*** RECORDS SHOWN Section Begins ***

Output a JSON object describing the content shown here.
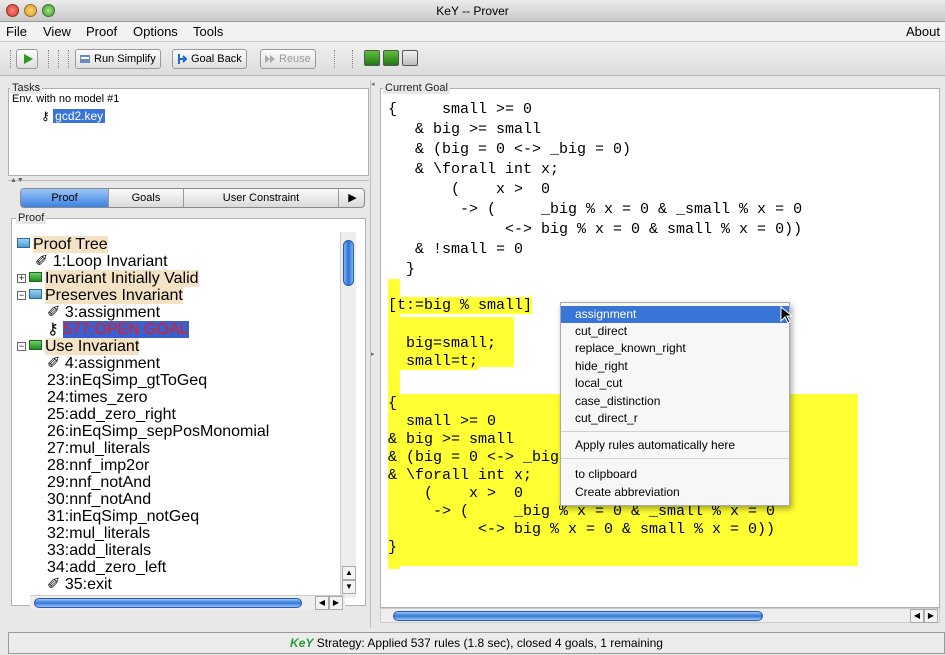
{
  "window": {
    "title": "KeY -- Prover"
  },
  "menu": {
    "items": [
      "File",
      "View",
      "Proof",
      "Options",
      "Tools"
    ],
    "about": "About"
  },
  "toolbar": {
    "run_simplify": "Run Simplify",
    "goal_back": "Goal Back",
    "reuse": "Reuse"
  },
  "tasks": {
    "label": "Tasks",
    "env": "Env. with no model #1",
    "file": "gcd2.key"
  },
  "tabs": {
    "proof": "Proof",
    "goals": "Goals",
    "user_constraint": "User Constraint"
  },
  "proof": {
    "label": "Proof",
    "nodes": [
      "Proof Tree",
      "1:Loop Invariant",
      "Invariant Initially Valid",
      "Preserves Invariant",
      "3:assignment",
      "577:OPEN GOAL",
      "Use Invariant",
      "4:assignment",
      "23:inEqSimp_gtToGeq",
      "24:times_zero",
      "25:add_zero_right",
      "26:inEqSimp_sepPosMonomial",
      "27:mul_literals",
      "28:nnf_imp2or",
      "29:nnf_notAnd",
      "30:nnf_notAnd",
      "31:inEqSimp_notGeq",
      "32:mul_literals",
      "33:add_literals",
      "34:add_zero_left",
      "35:exit"
    ]
  },
  "goal": {
    "label": "Current Goal",
    "lines_top": [
      "{     small >= 0",
      "   & big >= small",
      "   & (big = 0 <-> _big = 0)",
      "   & \\forall int x;",
      "       (    x >  0",
      "        -> (     _big % x = 0 & _small % x = 0",
      "             <-> big % x = 0 & small % x = 0))",
      "   & !small = 0",
      "  }"
    ],
    "update_line": "[t:=big % small]",
    "lines_mid": [
      "  big=small;",
      "  small=t;"
    ],
    "lines_bottom": [
      "{",
      "  small >= 0",
      "& big >= small",
      "& (big = 0 <-> _big = 0)",
      "& \\forall int x;",
      "    (    x >  0",
      "     -> (     _big % x = 0 & _small % x = 0",
      "          <-> big % x = 0 & small % x = 0))",
      "}"
    ]
  },
  "context_menu": {
    "items": [
      "assignment",
      "cut_direct",
      "replace_known_right",
      "hide_right",
      "local_cut",
      "case_distinction",
      "cut_direct_r"
    ],
    "apply_auto": "Apply rules automatically here",
    "to_clipboard": "to clipboard",
    "create_abbrev": "Create abbreviation"
  },
  "status": {
    "logo": "KeY",
    "text": "Strategy: Applied 537 rules (1.8 sec),  closed 4 goals, 1 remaining"
  },
  "colors": {
    "highlight_yellow": "#ffff33",
    "menu_select": "#3875d7",
    "open_goal_bg": "#3a5fd0",
    "open_goal_fg": "#e0201a",
    "node_highlight": "#f3e2c3"
  }
}
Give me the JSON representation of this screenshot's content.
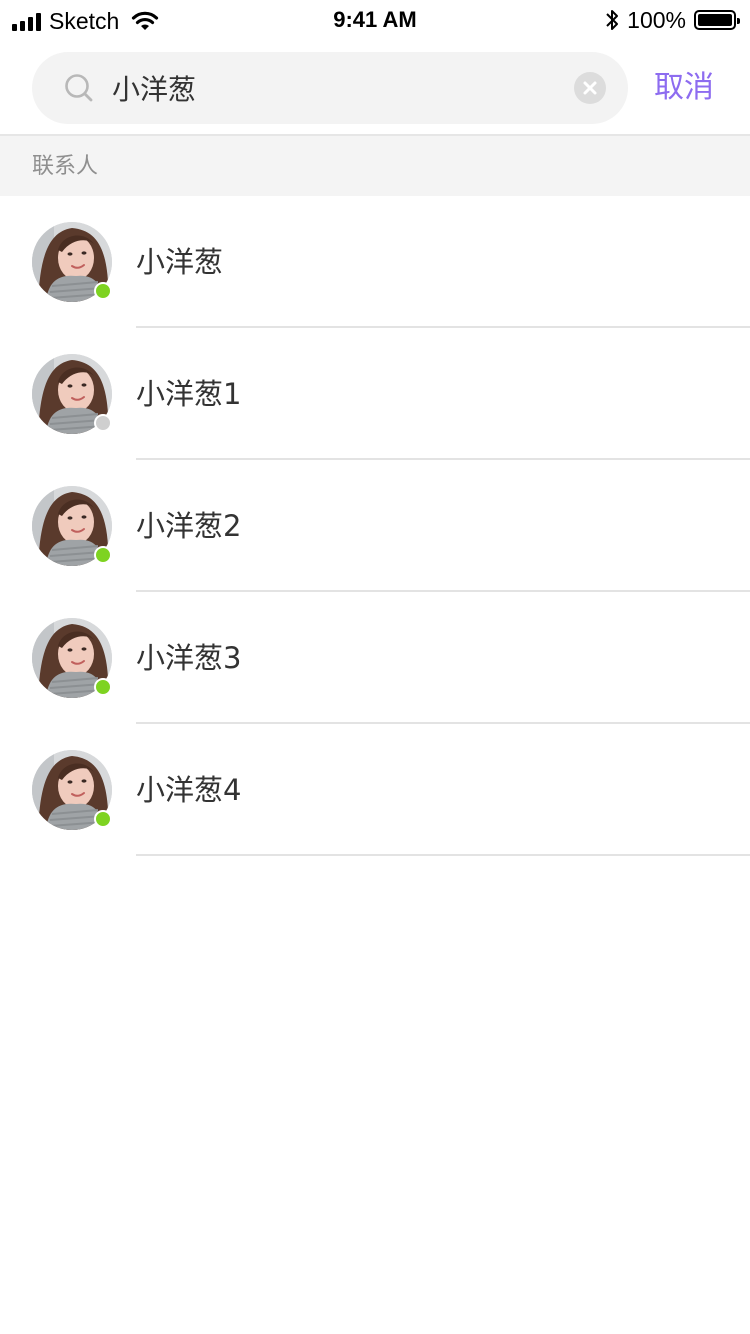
{
  "status_bar": {
    "carrier": "Sketch",
    "time": "9:41 AM",
    "battery_percent": "100%",
    "battery_level": 1.0
  },
  "search": {
    "value": "小洋葱",
    "placeholder": "",
    "icon": "search-icon",
    "clear_icon": "clear-icon",
    "cancel_label": "取消"
  },
  "section": {
    "title": "联系人"
  },
  "contacts": [
    {
      "name": "小洋葱",
      "online": true
    },
    {
      "name": "小洋葱1",
      "online": false
    },
    {
      "name": "小洋葱2",
      "online": true
    },
    {
      "name": "小洋葱3",
      "online": true
    },
    {
      "name": "小洋葱4",
      "online": true
    }
  ],
  "colors": {
    "accent": "#8d6cf0",
    "online": "#7ed321",
    "offline": "#cfcfcf",
    "section_bg": "#f4f4f4"
  }
}
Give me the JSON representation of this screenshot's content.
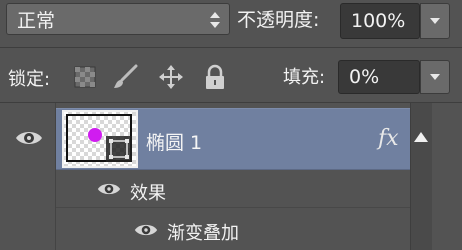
{
  "toolbar": {
    "blend_mode": "正常",
    "opacity_label": "不透明度:",
    "opacity_value": "100%",
    "lock_label": "锁定:",
    "lock_icons": [
      "lock-transparent-pixels-icon",
      "lock-image-pixels-icon",
      "lock-position-icon",
      "lock-all-icon"
    ],
    "fill_label": "填充:",
    "fill_value": "0%"
  },
  "layers": {
    "layer": {
      "name": "椭圆 1",
      "fx_label": "fx",
      "visible": true,
      "thumbnail_dot_color": "#d01cf0"
    },
    "effects_label": "效果",
    "effects": [
      {
        "name": "渐变叠加",
        "visible": true
      }
    ]
  },
  "colors": {
    "panel_bg": "#535353",
    "selected_layer_bg": "#7080a0",
    "field_bg": "#393939"
  }
}
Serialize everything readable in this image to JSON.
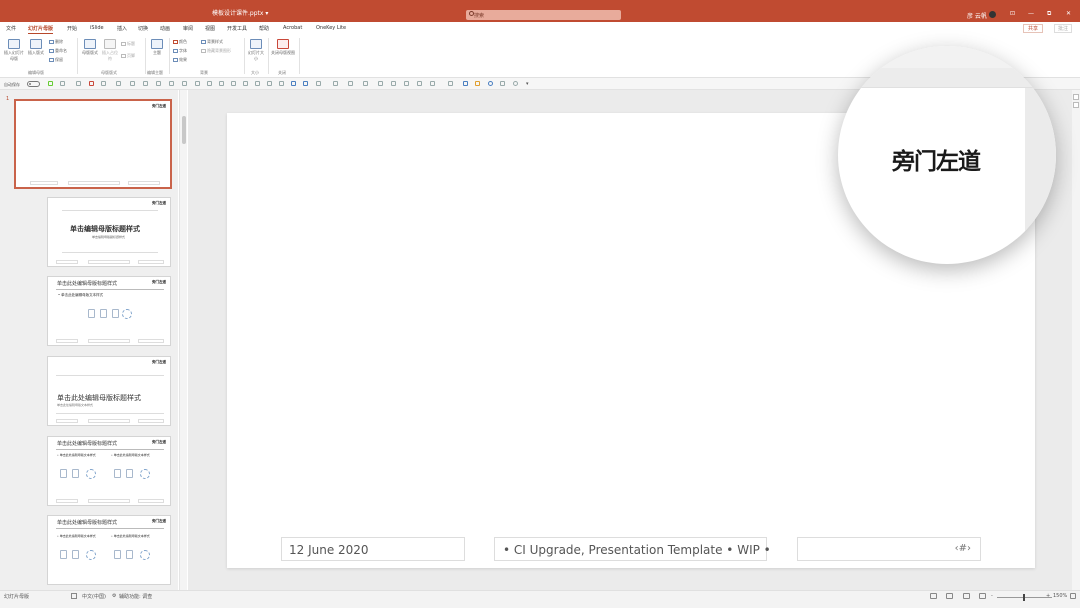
{
  "titlebar": {
    "doc_name": "模板设计课件.pptx ▾",
    "search_placeholder": "搜索",
    "user": "彦 云帆",
    "minimize": "—",
    "restore": "⧉",
    "close": "✕",
    "ribbon_opts": "⊡"
  },
  "tabs": {
    "items": [
      "文件",
      "幻灯片母版",
      "开始",
      "iSlide",
      "插入",
      "切换",
      "动画",
      "审阅",
      "视图",
      "开发工具",
      "帮助",
      "Acrobat",
      "OneKey Lite"
    ],
    "active_index": 1,
    "share": "共享",
    "comment": "批注"
  },
  "ribbon": {
    "groups": [
      "编辑母版",
      "母版版式",
      "编辑主题",
      "背景",
      "大小",
      "关闭"
    ],
    "buttons": {
      "insert_master": "插入幻灯片母版",
      "insert_layout": "插入版式",
      "delete": "删除",
      "rename": "重命名",
      "preserve": "保留",
      "master_layout": "母版版式",
      "insert_placeholder": "插入占位符",
      "title": "标题",
      "footer": "页脚",
      "theme": "主题",
      "colors": "颜色",
      "fonts": "字体",
      "effects": "效果",
      "bg_styles": "背景样式",
      "hide_bg": "隐藏背景图形",
      "slide_size": "幻灯片大小",
      "close_master": "关闭母版视图"
    }
  },
  "qat": {
    "autosave": "自动保存"
  },
  "thumbnails": {
    "first_number": "1",
    "logo": "旁门左道",
    "title_layout_title": "单击编辑母版标题样式",
    "title_layout_subtitle": "单击编辑母版副标题样式",
    "content_title": "单击此处编辑母版标题样式",
    "content_text": "• 单击此处编辑母版文本样式",
    "section_title": "单击此处编辑母版标题样式",
    "section_sub": "单击此处编辑母版文本样式"
  },
  "slide": {
    "footer_date": "12 June 2020",
    "footer_center": "• CI Upgrade, Presentation Template • WIP •",
    "footer_num": "‹#›",
    "logo": "旁门左道"
  },
  "status": {
    "view_name": "幻灯片母版",
    "language": "中文(中国)",
    "accessibility": "辅助功能: 调查",
    "zoom_out": "-",
    "zoom_in": "+",
    "zoom": "150%"
  }
}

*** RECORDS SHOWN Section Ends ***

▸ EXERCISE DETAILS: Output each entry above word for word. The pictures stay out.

▸ RESPONSE BELOW:
Output a JSON object describing the content shown here.
{
  "window": {
    "title": "KeY -- Prover"
  },
  "menu": {
    "items": [
      "File",
      "View",
      "Proof",
      "Options",
      "Tools"
    ],
    "about": "About"
  },
  "toolbar": {
    "run_simplify": "Run Simplify",
    "goal_back": "Goal Back",
    "reuse": "Reuse"
  },
  "tasks": {
    "label": "Tasks",
    "env": "Env. with no model #1",
    "file": "gcd2.key"
  },
  "tabs": {
    "proof": "Proof",
    "goals": "Goals",
    "user_constraint": "User Constraint"
  },
  "proof": {
    "label": "Proof",
    "nodes": [
      "Proof Tree",
      "1:Loop Invariant",
      "Invariant Initially Valid",
      "Preserves Invariant",
      "3:assignment",
      "577:OPEN GOAL",
      "Use Invariant",
      "4:assignment",
      "23:inEqSimp_gtToGeq",
      "24:times_zero",
      "25:add_zero_right",
      "26:inEqSimp_sepPosMonomial",
      "27:mul_literals",
      "28:nnf_imp2or",
      "29:nnf_notAnd",
      "30:nnf_notAnd",
      "31:inEqSimp_notGeq",
      "32:mul_literals",
      "33:add_literals",
      "34:add_zero_left",
      "35:exit"
    ]
  },
  "goal": {
    "label": "Current Goal",
    "lines_top": [
      "{     small >= 0",
      "   & big >= small",
      "   & (big = 0 <-> _big = 0)",
      "   & \\forall int x;",
      "       (    x >  0",
      "        -> (     _big % x = 0 & _small % x = 0",
      "             <-> big % x = 0 & small % x = 0))",
      "   & !small = 0",
      "  }"
    ],
    "update_line": "[t:=big % small]",
    "lines_mid": [
      "  big=small;",
      "  small=t;"
    ],
    "lines_bottom": [
      "{",
      "  small >= 0",
      "& big >= small",
      "& (big = 0 <-> _big = 0)",
      "& \\forall int x;",
      "    (    x >  0",
      "     -> (     _big % x = 0 & _small % x = 0",
      "          <-> big % x = 0 & small % x = 0))",
      "}"
    ]
  },
  "context_menu": {
    "items": [
      "assignment",
      "cut_direct",
      "replace_known_right",
      "hide_right",
      "local_cut",
      "case_distinction",
      "cut_direct_r"
    ],
    "apply_auto": "Apply rules automatically here",
    "to_clipboard": "to clipboard",
    "create_abbrev": "Create abbreviation"
  },
  "status": {
    "logo": "KeY",
    "text": "Strategy: Applied 537 rules (1.8 sec),  closed 4 goals, 1 remaining"
  },
  "colors": {
    "highlight_yellow": "#ffff33",
    "menu_select": "#3875d7",
    "open_goal_bg": "#3a5fd0",
    "open_goal_fg": "#e0201a",
    "node_highlight": "#f3e2c3"
  }
}
Give me the JSON representation of this screenshot's content.
{
  "status_bar": {
    "carrier": "Sketch",
    "time": "9:41 AM",
    "battery_percent": "100%",
    "battery_level": 1.0
  },
  "search": {
    "value": "小洋葱",
    "placeholder": "",
    "icon": "search-icon",
    "clear_icon": "clear-icon",
    "cancel_label": "取消"
  },
  "section": {
    "title": "联系人"
  },
  "contacts": [
    {
      "name": "小洋葱",
      "online": true
    },
    {
      "name": "小洋葱1",
      "online": false
    },
    {
      "name": "小洋葱2",
      "online": true
    },
    {
      "name": "小洋葱3",
      "online": true
    },
    {
      "name": "小洋葱4",
      "online": true
    }
  ],
  "colors": {
    "accent": "#8d6cf0",
    "online": "#7ed321",
    "offline": "#cfcfcf",
    "section_bg": "#f4f4f4"
  }
}
Give me the JSON representation of this screenshot's content.
{
  "toolbar": {
    "blend_mode": "正常",
    "opacity_label": "不透明度:",
    "opacity_value": "100%",
    "lock_label": "锁定:",
    "lock_icons": [
      "lock-transparent-pixels-icon",
      "lock-image-pixels-icon",
      "lock-position-icon",
      "lock-all-icon"
    ],
    "fill_label": "填充:",
    "fill_value": "0%"
  },
  "layers": {
    "layer": {
      "name": "椭圆 1",
      "fx_label": "fx",
      "visible": true,
      "thumbnail_dot_color": "#d01cf0"
    },
    "effects_label": "效果",
    "effects": [
      {
        "name": "渐变叠加",
        "visible": true
      }
    ]
  },
  "colors": {
    "panel_bg": "#535353",
    "selected_layer_bg": "#7080a0",
    "field_bg": "#393939"
  }
}
Serialize everything readable in this image to JSON.
{
  "titlebar": {
    "doc_name": "模板设计课件.pptx ▾",
    "search_placeholder": "搜索",
    "user": "彦 云帆",
    "minimize": "—",
    "restore": "⧉",
    "close": "✕",
    "ribbon_opts": "⊡"
  },
  "tabs": {
    "items": [
      "文件",
      "幻灯片母版",
      "开始",
      "iSlide",
      "插入",
      "切换",
      "动画",
      "审阅",
      "视图",
      "开发工具",
      "帮助",
      "Acrobat",
      "OneKey Lite"
    ],
    "active_index": 1,
    "share": "共享",
    "comment": "批注"
  },
  "ribbon": {
    "groups": [
      "编辑母版",
      "母版版式",
      "编辑主题",
      "背景",
      "大小",
      "关闭"
    ],
    "buttons": {
      "insert_master": "插入幻灯片母版",
      "insert_layout": "插入版式",
      "delete": "删除",
      "rename": "重命名",
      "preserve": "保留",
      "master_layout": "母版版式",
      "insert_placeholder": "插入占位符",
      "title": "标题",
      "footer": "页脚",
      "theme": "主题",
      "colors": "颜色",
      "fonts": "字体",
      "effects": "效果",
      "bg_styles": "背景样式",
      "hide_bg": "隐藏背景图形",
      "slide_size": "幻灯片大小",
      "close_master": "关闭母版视图"
    }
  },
  "qat": {
    "autosave": "自动保存"
  },
  "thumbnails": {
    "first_number": "1",
    "logo": "旁门左道",
    "title_layout_title": "单击编辑母版标题样式",
    "title_layout_subtitle": "单击编辑母版副标题样式",
    "content_title": "单击此处编辑母版标题样式",
    "content_text": "• 单击此处编辑母版文本样式",
    "section_title": "单击此处编辑母版标题样式",
    "section_sub": "单击此处编辑母版文本样式"
  },
  "slide": {
    "footer_date": "12 June 2020",
    "footer_center": "• CI Upgrade, Presentation Template • WIP •",
    "footer_num": "‹#›",
    "logo": "旁门左道"
  },
  "status": {
    "view_name": "幻灯片母版",
    "language": "中文(中国)",
    "accessibility": "辅助功能: 调查",
    "zoom_out": "-",
    "zoom_in": "+",
    "zoom": "150%"
  }
}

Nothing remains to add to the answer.